That is why in my opinion upside-down poses in yoga should get generally more attention, especially if they are also devoted to balance. These poses are meant to help overcome fear of losing control over ourselves and the situation. This very fear doesn’t let us lift our legs up in the air when standing on our shoulders, hands or head. Moreover, once turned upside-down, we find ourselves on a position where our hearts are located above our minds. That is why reverse asana can often offer a response to my question on how ready I am to fully concede myself to my heart, letting go of mind control.
Just out of interest, we could try to compare our sensations when getting shots. When do we feel more scared or just more unpleasant: when someone does an injection to us or when we take the situation under control and do it ourselves? I recently compared my feelings and realized that it is much more pleasant for me to do shots to myself. As you see, it’s all about the good old subject of self-control…
Should we teach ourselves to get used to moments of loss of control? I think we should, because only a fool does not understand that always having full control over oneself and situation is fiction. As much as we strive for it, our control over our lives is still limited, just as possibilities of our bodies are.
By practicing yoga or sports we can learn to draw these limits apart and extend the borders of our capabilities. Advantage of yoga over sports is that it helps us digest the process of expanding the limits created by the body and mind into a more conscious and, therefore, more useful one not only for the body, but also for the mind.

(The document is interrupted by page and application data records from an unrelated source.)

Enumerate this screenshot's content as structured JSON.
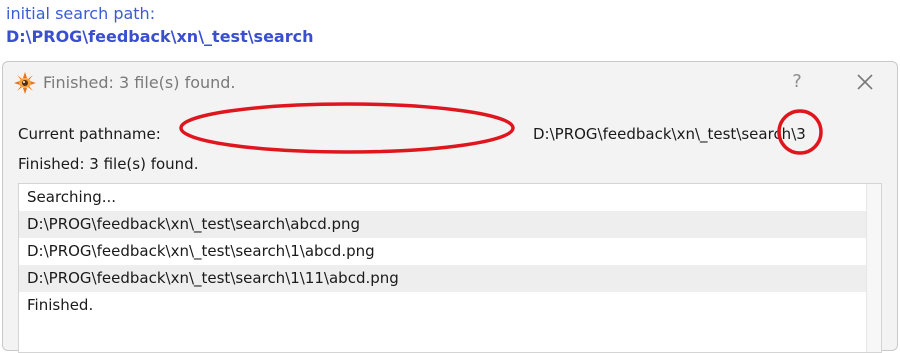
{
  "header": {
    "label": "initial search path:",
    "path": "D:\\PROG\\feedback\\xn\\_test\\search"
  },
  "dialog": {
    "title": "Finished: 3 file(s) found.",
    "help_glyph": "?",
    "close_icon": "close-icon",
    "app_icon": "xnview-eye-icon",
    "current_pathname_label": "Current pathname:",
    "current_pathname_value": "D:\\PROG\\feedback\\xn\\_test\\search\\3",
    "status": "Finished: 3 file(s) found.",
    "log": [
      "Searching...",
      "D:\\PROG\\feedback\\xn\\_test\\search\\abcd.png",
      "D:\\PROG\\feedback\\xn\\_test\\search\\1\\abcd.png",
      "D:\\PROG\\feedback\\xn\\_test\\search\\1\\11\\abcd.png",
      "Finished."
    ]
  },
  "colors": {
    "annotation_red": "#e0161e",
    "header_blue": "#3b5bd6"
  }
}
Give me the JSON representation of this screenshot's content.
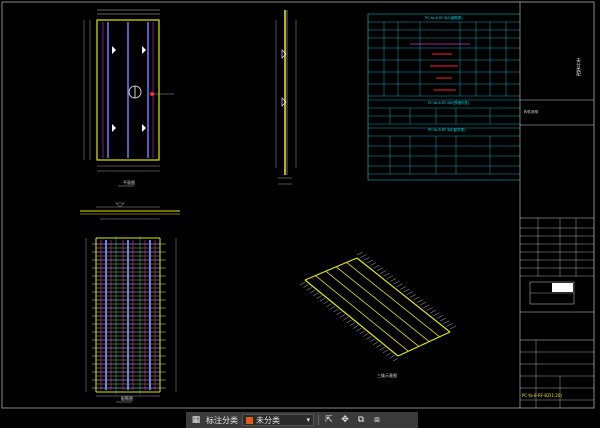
{
  "drawing": {
    "table_title": "PC-Ya-8-RF-BZ(钢筋表)",
    "table_subtitle_1": "PC-Ya-8-RF-BZ(预埋件表)",
    "table_subtitle_2": "PC-Ya-8-RF-BZ(配件表)",
    "label_plan": "平面图",
    "label_rebar": "配筋图",
    "label_iso": "三维示意图",
    "title_block_name": "PC-Ya-8-RF-BZ(1:20)",
    "title_block_note": "构件说明",
    "right_col_text": "未分类配"
  },
  "toolbar": {
    "annotate_label": "标注分类",
    "category_value": "未分类",
    "icons": [
      "grid-icon",
      "chevron-down-icon",
      "export-icon",
      "move-icon",
      "copy-icon",
      "layers-icon"
    ]
  },
  "colors": {
    "background": "#000000",
    "cad_yellow": "#e6e600",
    "cad_cyan": "#00d5e6",
    "cad_magenta": "#cc33cc",
    "cad_white": "#dddddd",
    "cad_blue": "#6f7bff",
    "cad_red": "#ff2020",
    "cad_green": "#33cc33",
    "accent_orange": "#e05a1a"
  }
}
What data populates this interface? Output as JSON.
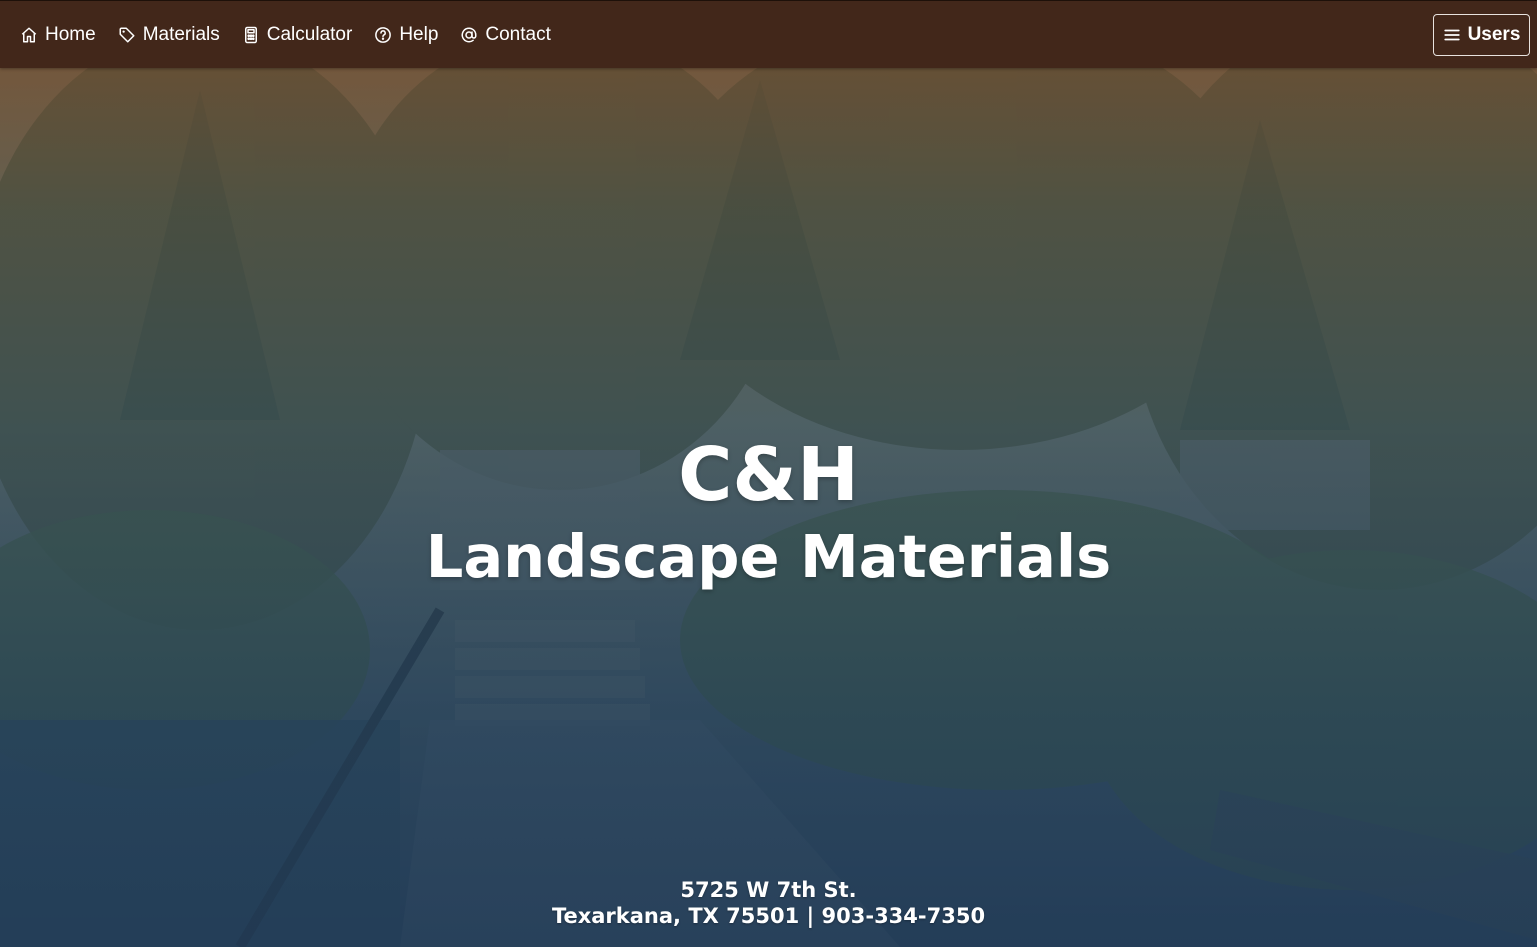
{
  "nav": {
    "items": [
      {
        "label": "Home",
        "icon": "home-icon"
      },
      {
        "label": "Materials",
        "icon": "tag-icon"
      },
      {
        "label": "Calculator",
        "icon": "calculator-icon"
      },
      {
        "label": "Help",
        "icon": "help-circle-icon"
      },
      {
        "label": "Contact",
        "icon": "at-sign-icon"
      }
    ],
    "users_button": {
      "label": "Users",
      "icon": "menu-icon"
    }
  },
  "hero": {
    "title": "C&H",
    "subtitle": "Landscape Materials",
    "address_line1": "5725 W 7th St.",
    "address_line2": "Texarkana, TX 75501 | 903-334-7350",
    "background_description_colors": {
      "nav_bg": "#42271a",
      "overlay_top": "#7a4e2c",
      "overlay_bottom": "#223c58"
    }
  }
}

By overcoming our own borders, we learn to recognize ourselves and our own bodies; we learn about our possibilities, our fears and understand how to get over them.
I guess one of the greatest human fears is the fear of losing control over situation. Isn’t it why our lives so often happen to turn into a quick march with clenched teeth?
Why do we so often forget that life is a joyful flight? Maybe it is because in order to enjoy this flight we need a relaxed mind?
I think I urgently need to learn parachuting.
Tbilisi, August 28, 2014